The epitome of Italianate style, Leo Nucci appeared in many of the repertory’s most captivating baritone roles—especially those of his countryman Giuseppe Verdi—over the course of his two-and-a-half decade Met career. By Christopher Browner
While composers throughout operatic history have created compelling baritone roles, Giuseppe Verdi elevated the voice type to a new level—from nefarious antagonists like Iago, Count di Luna, and Macbeth to the buffoon Falstaff to some of opera’s most nurturing, and complex, father figures. And with his Golden Age–quality voice and commanding stage presence, Italian-born Leo Nucci was distinctly qualified to bring these plum baritone parts to the stage.

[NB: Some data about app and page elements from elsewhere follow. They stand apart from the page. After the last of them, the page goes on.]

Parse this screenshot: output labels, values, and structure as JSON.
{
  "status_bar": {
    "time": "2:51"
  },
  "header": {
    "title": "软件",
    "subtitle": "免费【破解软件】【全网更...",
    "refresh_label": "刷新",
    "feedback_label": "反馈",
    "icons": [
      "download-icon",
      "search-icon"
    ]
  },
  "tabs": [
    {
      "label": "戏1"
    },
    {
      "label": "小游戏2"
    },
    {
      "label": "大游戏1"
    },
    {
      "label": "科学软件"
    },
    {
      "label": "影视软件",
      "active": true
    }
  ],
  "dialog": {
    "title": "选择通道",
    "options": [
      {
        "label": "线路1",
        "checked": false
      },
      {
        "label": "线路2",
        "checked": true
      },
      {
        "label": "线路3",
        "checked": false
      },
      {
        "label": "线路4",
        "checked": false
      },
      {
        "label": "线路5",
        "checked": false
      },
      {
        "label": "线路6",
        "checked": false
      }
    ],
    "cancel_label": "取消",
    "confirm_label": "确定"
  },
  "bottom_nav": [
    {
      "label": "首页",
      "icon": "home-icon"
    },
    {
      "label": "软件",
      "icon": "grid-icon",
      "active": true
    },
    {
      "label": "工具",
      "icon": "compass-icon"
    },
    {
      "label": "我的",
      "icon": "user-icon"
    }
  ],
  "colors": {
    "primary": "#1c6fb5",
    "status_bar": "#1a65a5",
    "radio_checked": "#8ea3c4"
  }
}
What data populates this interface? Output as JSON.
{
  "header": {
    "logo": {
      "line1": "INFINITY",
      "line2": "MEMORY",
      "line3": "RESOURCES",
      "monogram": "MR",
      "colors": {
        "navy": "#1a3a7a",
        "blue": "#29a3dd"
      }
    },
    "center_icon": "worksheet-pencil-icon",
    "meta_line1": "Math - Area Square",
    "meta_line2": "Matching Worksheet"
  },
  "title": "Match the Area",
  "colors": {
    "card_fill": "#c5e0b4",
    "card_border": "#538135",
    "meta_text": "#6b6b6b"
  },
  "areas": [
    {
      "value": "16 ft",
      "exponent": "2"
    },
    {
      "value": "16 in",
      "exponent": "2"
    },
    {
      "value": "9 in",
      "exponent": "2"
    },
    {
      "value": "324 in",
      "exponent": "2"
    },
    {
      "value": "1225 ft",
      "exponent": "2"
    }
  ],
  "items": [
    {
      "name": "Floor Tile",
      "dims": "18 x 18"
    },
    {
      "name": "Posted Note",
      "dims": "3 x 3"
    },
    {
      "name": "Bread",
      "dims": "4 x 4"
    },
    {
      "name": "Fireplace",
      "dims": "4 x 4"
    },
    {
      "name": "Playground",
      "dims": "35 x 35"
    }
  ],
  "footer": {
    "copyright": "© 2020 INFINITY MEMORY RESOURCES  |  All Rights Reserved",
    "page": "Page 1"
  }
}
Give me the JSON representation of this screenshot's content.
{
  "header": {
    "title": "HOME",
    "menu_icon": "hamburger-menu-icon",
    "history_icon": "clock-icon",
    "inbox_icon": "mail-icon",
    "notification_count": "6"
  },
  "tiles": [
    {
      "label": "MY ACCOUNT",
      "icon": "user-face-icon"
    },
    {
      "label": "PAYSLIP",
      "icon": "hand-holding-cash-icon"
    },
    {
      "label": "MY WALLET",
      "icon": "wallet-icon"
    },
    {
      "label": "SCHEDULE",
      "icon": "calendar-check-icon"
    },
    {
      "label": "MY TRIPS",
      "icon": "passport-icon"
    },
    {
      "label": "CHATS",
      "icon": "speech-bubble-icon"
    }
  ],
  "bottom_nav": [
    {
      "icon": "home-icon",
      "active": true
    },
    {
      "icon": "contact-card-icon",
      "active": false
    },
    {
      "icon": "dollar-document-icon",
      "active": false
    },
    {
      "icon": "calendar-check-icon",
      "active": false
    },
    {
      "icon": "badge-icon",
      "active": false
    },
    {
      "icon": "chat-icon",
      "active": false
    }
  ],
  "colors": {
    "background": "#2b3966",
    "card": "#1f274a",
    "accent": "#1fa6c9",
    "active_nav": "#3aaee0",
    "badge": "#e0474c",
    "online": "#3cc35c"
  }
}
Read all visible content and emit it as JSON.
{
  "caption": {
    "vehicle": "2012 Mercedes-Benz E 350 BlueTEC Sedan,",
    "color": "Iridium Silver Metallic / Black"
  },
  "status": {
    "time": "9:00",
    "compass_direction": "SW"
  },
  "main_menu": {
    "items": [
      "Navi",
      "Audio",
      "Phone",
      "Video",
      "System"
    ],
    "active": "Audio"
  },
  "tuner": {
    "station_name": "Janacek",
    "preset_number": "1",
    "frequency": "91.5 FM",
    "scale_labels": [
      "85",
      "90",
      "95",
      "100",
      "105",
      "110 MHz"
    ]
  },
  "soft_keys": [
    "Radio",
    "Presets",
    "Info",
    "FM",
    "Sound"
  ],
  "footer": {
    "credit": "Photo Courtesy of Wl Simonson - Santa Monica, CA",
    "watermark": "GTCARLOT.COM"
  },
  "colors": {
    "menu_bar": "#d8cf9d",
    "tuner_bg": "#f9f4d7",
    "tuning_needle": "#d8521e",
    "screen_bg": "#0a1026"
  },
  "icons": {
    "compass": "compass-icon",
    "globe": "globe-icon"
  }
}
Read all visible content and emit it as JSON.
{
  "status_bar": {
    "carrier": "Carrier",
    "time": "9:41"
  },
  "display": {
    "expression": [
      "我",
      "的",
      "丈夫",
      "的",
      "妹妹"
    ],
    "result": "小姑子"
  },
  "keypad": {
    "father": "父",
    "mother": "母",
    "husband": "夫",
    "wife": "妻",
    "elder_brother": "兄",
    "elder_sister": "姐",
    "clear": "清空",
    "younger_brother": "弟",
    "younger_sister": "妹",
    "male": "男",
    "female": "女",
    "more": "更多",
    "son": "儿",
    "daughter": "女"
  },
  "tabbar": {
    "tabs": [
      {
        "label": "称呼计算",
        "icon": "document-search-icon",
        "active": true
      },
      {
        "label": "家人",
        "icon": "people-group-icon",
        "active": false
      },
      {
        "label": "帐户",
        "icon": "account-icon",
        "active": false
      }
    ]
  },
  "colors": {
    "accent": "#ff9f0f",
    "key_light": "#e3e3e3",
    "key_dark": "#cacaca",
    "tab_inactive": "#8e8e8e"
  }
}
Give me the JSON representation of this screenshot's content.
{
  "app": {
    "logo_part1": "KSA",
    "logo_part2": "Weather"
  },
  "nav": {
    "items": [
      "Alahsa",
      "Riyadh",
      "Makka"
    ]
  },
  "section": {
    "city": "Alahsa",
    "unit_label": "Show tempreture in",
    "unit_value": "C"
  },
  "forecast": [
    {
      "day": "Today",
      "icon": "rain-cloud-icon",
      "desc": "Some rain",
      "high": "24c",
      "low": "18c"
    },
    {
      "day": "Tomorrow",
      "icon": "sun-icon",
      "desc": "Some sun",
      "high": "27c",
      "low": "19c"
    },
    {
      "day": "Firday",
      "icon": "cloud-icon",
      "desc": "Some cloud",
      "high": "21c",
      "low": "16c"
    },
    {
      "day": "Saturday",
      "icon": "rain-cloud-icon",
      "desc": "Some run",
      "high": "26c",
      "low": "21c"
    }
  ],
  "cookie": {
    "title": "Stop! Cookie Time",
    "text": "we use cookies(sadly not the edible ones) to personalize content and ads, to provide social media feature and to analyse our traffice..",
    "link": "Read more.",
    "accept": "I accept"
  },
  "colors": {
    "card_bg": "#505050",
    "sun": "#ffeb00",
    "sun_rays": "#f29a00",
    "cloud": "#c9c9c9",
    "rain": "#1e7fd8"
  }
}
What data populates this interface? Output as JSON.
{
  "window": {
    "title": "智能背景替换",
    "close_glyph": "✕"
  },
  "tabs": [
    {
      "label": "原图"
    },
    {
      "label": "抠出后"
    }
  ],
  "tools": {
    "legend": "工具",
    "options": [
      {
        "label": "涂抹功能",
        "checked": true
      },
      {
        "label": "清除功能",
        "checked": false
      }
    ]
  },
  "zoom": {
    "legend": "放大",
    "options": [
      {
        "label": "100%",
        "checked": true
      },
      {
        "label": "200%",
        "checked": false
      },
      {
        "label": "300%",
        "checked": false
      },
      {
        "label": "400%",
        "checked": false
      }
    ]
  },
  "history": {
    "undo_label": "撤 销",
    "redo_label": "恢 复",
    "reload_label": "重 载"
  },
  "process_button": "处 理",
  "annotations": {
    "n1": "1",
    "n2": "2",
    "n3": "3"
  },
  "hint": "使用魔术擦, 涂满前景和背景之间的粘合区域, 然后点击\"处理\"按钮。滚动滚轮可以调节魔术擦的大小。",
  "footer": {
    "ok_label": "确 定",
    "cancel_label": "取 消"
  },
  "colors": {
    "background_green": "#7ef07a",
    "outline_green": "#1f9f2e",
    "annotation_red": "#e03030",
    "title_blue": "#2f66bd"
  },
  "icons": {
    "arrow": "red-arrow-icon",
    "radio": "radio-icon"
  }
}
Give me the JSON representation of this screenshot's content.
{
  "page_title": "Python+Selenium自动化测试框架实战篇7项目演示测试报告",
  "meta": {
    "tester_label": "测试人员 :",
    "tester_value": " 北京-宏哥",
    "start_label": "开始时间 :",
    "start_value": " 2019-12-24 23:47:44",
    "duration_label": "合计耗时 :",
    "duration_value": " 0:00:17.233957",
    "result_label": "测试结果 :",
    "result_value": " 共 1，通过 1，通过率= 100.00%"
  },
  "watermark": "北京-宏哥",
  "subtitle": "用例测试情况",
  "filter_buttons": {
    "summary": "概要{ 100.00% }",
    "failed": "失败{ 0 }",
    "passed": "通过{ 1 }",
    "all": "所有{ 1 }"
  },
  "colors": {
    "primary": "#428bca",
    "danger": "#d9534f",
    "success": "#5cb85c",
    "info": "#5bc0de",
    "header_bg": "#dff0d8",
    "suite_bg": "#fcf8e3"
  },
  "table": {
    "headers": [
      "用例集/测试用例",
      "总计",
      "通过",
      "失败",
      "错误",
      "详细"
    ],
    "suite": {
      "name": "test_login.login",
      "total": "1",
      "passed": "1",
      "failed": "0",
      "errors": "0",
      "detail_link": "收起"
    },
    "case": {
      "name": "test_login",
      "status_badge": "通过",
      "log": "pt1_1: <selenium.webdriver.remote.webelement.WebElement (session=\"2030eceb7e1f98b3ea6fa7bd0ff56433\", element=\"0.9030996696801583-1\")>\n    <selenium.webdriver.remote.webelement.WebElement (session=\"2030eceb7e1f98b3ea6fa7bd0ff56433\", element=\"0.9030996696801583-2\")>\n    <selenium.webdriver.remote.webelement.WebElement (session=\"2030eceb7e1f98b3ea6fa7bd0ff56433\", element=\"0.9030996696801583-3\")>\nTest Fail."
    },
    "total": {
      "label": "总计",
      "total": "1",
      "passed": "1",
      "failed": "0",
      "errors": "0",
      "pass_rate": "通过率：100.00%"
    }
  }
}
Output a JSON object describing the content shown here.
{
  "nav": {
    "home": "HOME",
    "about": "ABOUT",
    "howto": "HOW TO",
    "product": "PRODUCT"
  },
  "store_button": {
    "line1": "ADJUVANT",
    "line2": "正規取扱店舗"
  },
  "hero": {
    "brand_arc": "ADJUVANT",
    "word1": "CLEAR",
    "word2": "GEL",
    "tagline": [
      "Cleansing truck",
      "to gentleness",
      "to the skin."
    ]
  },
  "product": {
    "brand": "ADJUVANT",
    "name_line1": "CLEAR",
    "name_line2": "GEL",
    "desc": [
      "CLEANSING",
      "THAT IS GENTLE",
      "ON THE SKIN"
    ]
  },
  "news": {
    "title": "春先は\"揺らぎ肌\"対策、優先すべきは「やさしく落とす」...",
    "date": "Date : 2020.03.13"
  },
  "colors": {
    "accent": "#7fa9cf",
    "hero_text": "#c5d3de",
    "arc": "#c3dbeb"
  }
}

Of the more than 180 performances Nucci gave at the Met, beginning with his 1980 debut as Renato in Un Ballo in Maschera opposite Luciano Pavarotti and Katia Ricciarelli, all but a handful were in the works of Verdi. (In fact, aside from nine performances as the title character of Tchaikovsky’s Russian drama Eugene Onegin, Nucci appeared exclusively in works from the Italian repertoire.) In all, he appeared in ten of the composer’s operas, creating memorable portrayals as Miller in Luisa Miller, Don Carlo in La Forza del Destino (pictured above), Germont in La Traviata, Rodrigo in Don Carlo, Amonasro in Aida, Count di Luna in Il Trovatore, and the title role of Rigoletto (pictured below).
Verdi’s brooding jester was far and away Nucci’s signature role—one that he sang at nearly every major opera house worldwide. At the Metropolitan, he donned Rigoletto’s motley on 31 occasions (including in the 1989 premiere of Otto Schenk’s new production), only a small fraction of the 550 times he is reported to have sung the role over the course of his legendary career.
Aside from Verdi, Nucci had successes in bel canto works as well, including Met appearances as Enrico in Lucia di Lammermoor, both Dr. Dulcamara and Sgt. Belcore in L’Elisir d’Amore, and Figaro, the cunning barber of Seville, in Il Barbiere di Siviglia (pictured above, with Kathleen Battle). And during his final year with the company, 2004, he unveiled two new portrayals for Met audiences—the title role of Nabucco (pictured below) and Guido di Monforte in I Vespri Siciliani (pictured at the top of this page), the latter coinciding with his 2,000th performance on the operatic stage. Of his Met role debut as Nabucco, The New York Times proclaimed, “Only great experience can provide the stylistic insight and emotional honesty that characterized his portrayal of the tormented Babylonian king.”
Nucci’s incredible artistry was captured in almost two dozen Met radio broadcasts and six Live from the Met telecasts—including Un Ballo in Maschera and Il Barbiere di Siviglia, which are streaming for free this week.
Christopher Browner is the Met’s Associate Editor.